Games Streaming and YouTube

1 minute read

So hot on the heels of my last post about the viability of streaming for the games industry in which I remarked on the popularity of Twitch it has now been rumored that YouTube is looking to buy Twitch for a cool $1 billion.

This shouldn’t have actually com as much of a surprise to anyone who has followed YouTube’s belated attempts to enter the game streaming market and seen how they’ve failed to get anywhere close to Twitch’s popularity. Twitch itself has also struggled to scale to with its phenomenal growth which has led to poor stream quality and chat delays for end users.

So on the face of it this almost seems like a no-brainer for Twitch right? Google’s massive server farm that backs YouTube should make the streaming and viewing experience a hundred times better for us as users and allow the guys at Twitch to be able to meet the growing need of their users.

The problem for some people though is that Google has a habit of redesigning / revamping their services despite community protests and usually ends up making their products worse to use both as creators and end users. YouTube is also notorious for having to use draconian techniques to enforce copyright claims which almost always favour the claimant regardless of whether or not the claim is actually valid. So for instance you’ll see music artists who have copyright strikes on videos they upload of their very own material by third parties who are supposedly acting on their behalf.
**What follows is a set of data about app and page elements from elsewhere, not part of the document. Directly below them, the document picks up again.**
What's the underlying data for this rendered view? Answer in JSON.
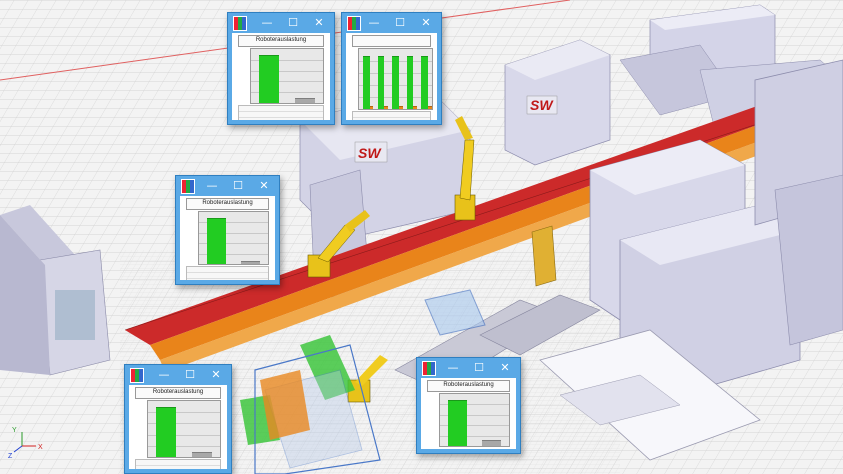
{
  "window_controls": {
    "minimize": "—",
    "maximize": "☐",
    "close": "✕"
  },
  "windows": [
    {
      "id": "win-1",
      "title_icon": "chart-app-icon",
      "chart_data": {
        "type": "bar",
        "title": "Roboterauslastung",
        "categories": [
          "1",
          "2"
        ],
        "series": [
          {
            "values": [
              100,
              8
            ]
          }
        ],
        "ylim": [
          0,
          110
        ],
        "colors": [
          "#22cc22",
          "#a8a8a8"
        ],
        "grid": true
      }
    },
    {
      "id": "win-2",
      "title_icon": "chart-app-icon",
      "chart_data": {
        "type": "bar",
        "title": "",
        "categories": [
          "1",
          "2",
          "3",
          "4",
          "5"
        ],
        "series": [
          {
            "values": [
              90,
              90,
              90,
              90,
              90
            ]
          },
          {
            "values": [
              3,
              3,
              3,
              3,
              3
            ]
          }
        ],
        "ylim": [
          0,
          100
        ],
        "colors": [
          "#22cc22",
          "#e8881a"
        ],
        "grid": true
      }
    },
    {
      "id": "win-3",
      "title_icon": "chart-app-icon",
      "chart_data": {
        "type": "bar",
        "title": "Roboterauslastung",
        "categories": [
          "1",
          "2"
        ],
        "series": [
          {
            "values": [
              100,
              4
            ]
          }
        ],
        "ylim": [
          0,
          110
        ],
        "colors": [
          "#22cc22",
          "#a8a8a8"
        ],
        "grid": true
      }
    },
    {
      "id": "win-4",
      "title_icon": "chart-app-icon",
      "chart_data": {
        "type": "bar",
        "title": "Roboterauslastung",
        "categories": [
          "1",
          "2"
        ],
        "series": [
          {
            "values": [
              100,
              8
            ]
          }
        ],
        "ylim": [
          0,
          110
        ],
        "colors": [
          "#22cc22",
          "#a8a8a8"
        ],
        "grid": true
      }
    },
    {
      "id": "win-5",
      "title_icon": "chart-app-icon",
      "chart_data": {
        "type": "bar",
        "title": "Roboterauslastung",
        "categories": [
          "1",
          "2"
        ],
        "series": [
          {
            "values": [
              100,
              12
            ]
          }
        ],
        "ylim": [
          0,
          110
        ],
        "colors": [
          "#22cc22",
          "#a8a8a8"
        ],
        "grid": true
      }
    }
  ],
  "scene": {
    "signage_text": "SW",
    "axis_labels": {
      "x": "X",
      "y": "Y",
      "z": "Z"
    },
    "colors": {
      "floor": "#f2f2f2",
      "grid": "#c9c9c9",
      "machine": "#d8d8ea",
      "machine_dark": "#9c9cb8",
      "robot": "#e8c21a",
      "conveyor_red": "#cc2a2a",
      "conveyor_orange": "#e9841a",
      "green_panel": "#3ec53e",
      "steel_blue": "#4a78c8"
    }
  }
}
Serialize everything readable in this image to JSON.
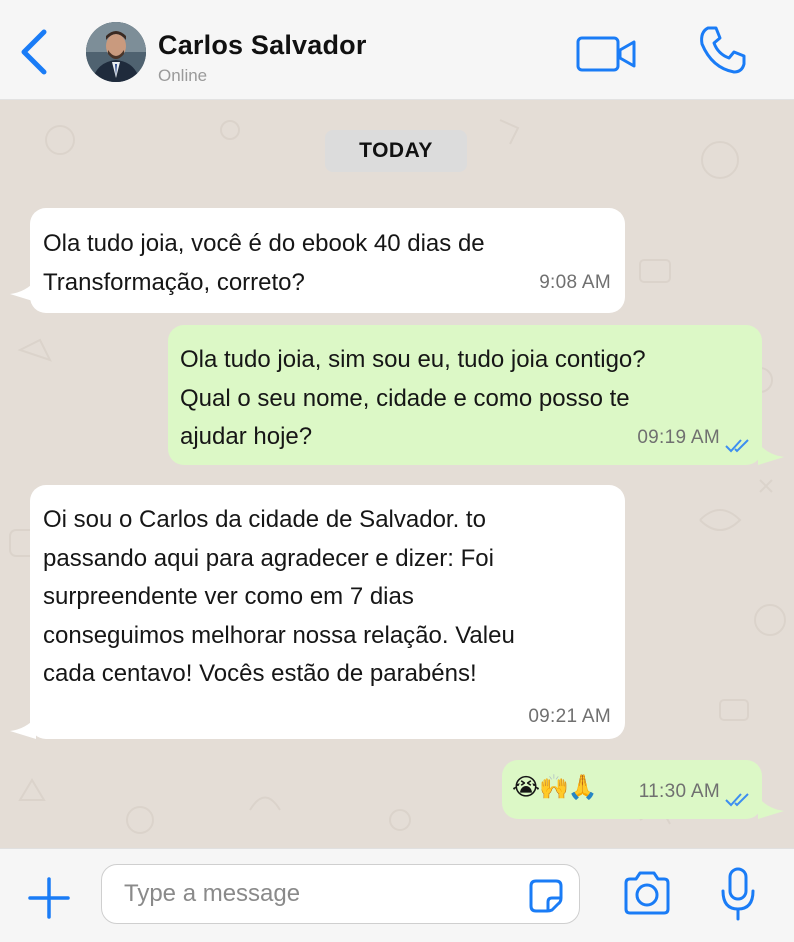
{
  "header": {
    "contact_name": "Carlos Salvador",
    "status": "Online"
  },
  "chat": {
    "date_divider": "TODAY",
    "messages": [
      {
        "direction": "incoming",
        "lines": [
          "Ola tudo joia, você é do ebook 40 dias de",
          "Transformação, correto?"
        ],
        "time": "9:08 AM"
      },
      {
        "direction": "outgoing",
        "lines": [
          "Ola tudo joia, sim sou eu, tudo joia contigo?",
          "Qual o seu nome, cidade e como posso te",
          "ajudar hoje?"
        ],
        "time": "09:19 AM",
        "read_receipt": "double-check-icon"
      },
      {
        "direction": "incoming",
        "lines": [
          "Oi sou o Carlos da cidade de Salvador. to",
          "passando aqui para agradecer e dizer: Foi",
          "surpreendente ver como em 7 dias",
          "conseguimos melhorar nossa relação. Valeu",
          "cada centavo! Vocês estão de parabéns!"
        ],
        "time": "09:21 AM"
      },
      {
        "direction": "outgoing",
        "emoji": "😭🙌🙏",
        "time": "11:30 AM",
        "read_receipt": "double-check-icon"
      }
    ]
  },
  "composer": {
    "placeholder": "Type a message"
  },
  "colors": {
    "accent": "#1a7cf6",
    "incoming_bubble": "#ffffff",
    "outgoing_bubble": "#dcf8c6",
    "wallpaper": "#e4ddd6",
    "read_tick": "#3d8ef0"
  }
}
Google is also a behemoth in terms of the internet and any interaction with users or feedback to the community is kept to a minimum. That’s one of the benefits of being a smaller company such as Twitch, you can take the time to interact directly with your users and foster a good sense of community that helps your site grow. Whether or not that will be the case with Twitch depends of exactly how independent from Google they will remain if / when they are acquired.
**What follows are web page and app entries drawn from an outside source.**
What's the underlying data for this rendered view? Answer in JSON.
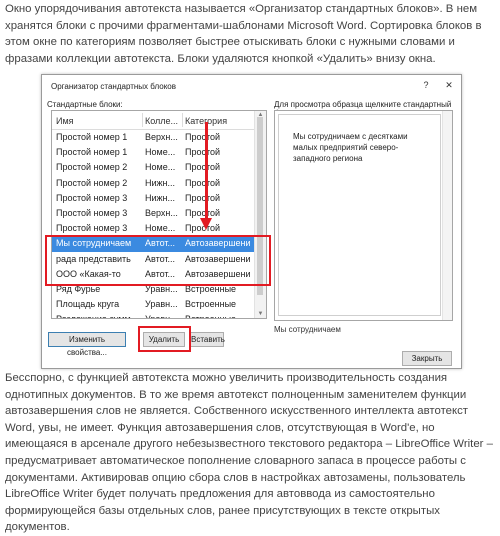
{
  "article": {
    "intro": "Окно упорядочивания автотекста называется «Организатор стандартных блоков». В нем хранятся блоки с прочими фрагментами-шаблонами Microsoft Word. Сортировка блоков в этом окне по категориям позволяет быстрее отыскивать блоки с нужными словами и фразами коллекции автотекста. Блоки удаляются кнопкой «Удалить» внизу окна.",
    "outro": "Бесспорно, с функцией автотекста можно увеличить производительность создания однотипных документов. В то же время автотекст полноценным заменителем функции автозавершения слов не является. Собственного искусственного интеллекта автотекст Word, увы, не имеет. Функция автозавершения слов, отсутствующая в Word'е, но имеющаяся в арсенале другого небезызвестного текстового редактора – LibreOffice Writer – предусматривает автоматическое пополнение словарного запаса в процессе работы с документами. Активировав опцию сбора слов в настройках автозамены, пользователь LibreOffice Writer будет получать предложения для автоввода из самостоятельно формирующейся базы отдельных слов, ранее присутствующих в тексте открытых документов."
  },
  "dialog": {
    "title": "Организатор стандартных блоков",
    "help_label": "?",
    "close_label": "✕",
    "blocks_label": "Стандартные блоки:",
    "preview_label": "Для просмотра образца щелкните стандартный блок",
    "columns": [
      "Имя",
      "Колле...",
      "Категория"
    ],
    "rows": [
      {
        "name": "Простой номер 1",
        "collection": "Верхн...",
        "category": "Простой"
      },
      {
        "name": "Простой номер 1",
        "collection": "Номе...",
        "category": "Простой"
      },
      {
        "name": "Простой номер 2",
        "collection": "Номе...",
        "category": "Простой"
      },
      {
        "name": "Простой номер 2",
        "collection": "Нижн...",
        "category": "Простой"
      },
      {
        "name": "Простой номер 3",
        "collection": "Нижн...",
        "category": "Простой"
      },
      {
        "name": "Простой номер 3",
        "collection": "Верхн...",
        "category": "Простой"
      },
      {
        "name": "Простой номер 3",
        "collection": "Номе...",
        "category": "Простой"
      },
      {
        "name": "Мы сотрудничаем",
        "collection": "Автот...",
        "category": "Автозавершени"
      },
      {
        "name": "рада представить",
        "collection": "Автот...",
        "category": "Автозавершени"
      },
      {
        "name": "ООО «Какая-то",
        "collection": "Автот...",
        "category": "Автозавершени"
      },
      {
        "name": "Ряд Фурье",
        "collection": "Уравн...",
        "category": "Встроенные"
      },
      {
        "name": "Площадь круга",
        "collection": "Уравн...",
        "category": "Встроенные"
      },
      {
        "name": "Разложение сумм",
        "collection": "Уравн...",
        "category": "Встроенные"
      }
    ],
    "selected_row": 7,
    "preview_text": "Мы сотрудничаем с десятками малых предприятий северо-западного региона",
    "preview_caption": "Мы сотрудничаем",
    "buttons": {
      "properties": "Изменить свойства...",
      "delete": "Удалить",
      "insert": "Вставить",
      "close": "Закрыть"
    }
  },
  "colors": {
    "highlight": "#e21b23",
    "selection": "#3b8ae0"
  }
}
Probably the biggest take away for me from this story is that Twitch is at a crossroads of sorts. They need to balance their desire to grow against the desire of their users to remain a unique and independent community. Whether Google starts changing Twitch to fall more in line with YouTube’s offerings or whether they leave it be and let the community dictate the direction Twitch moves will only be something that time will tell. Hopefully whatever the result of Google’s Twitch acquisition it will be the streamers and viewers who come out on top with a more professional and reliable platform.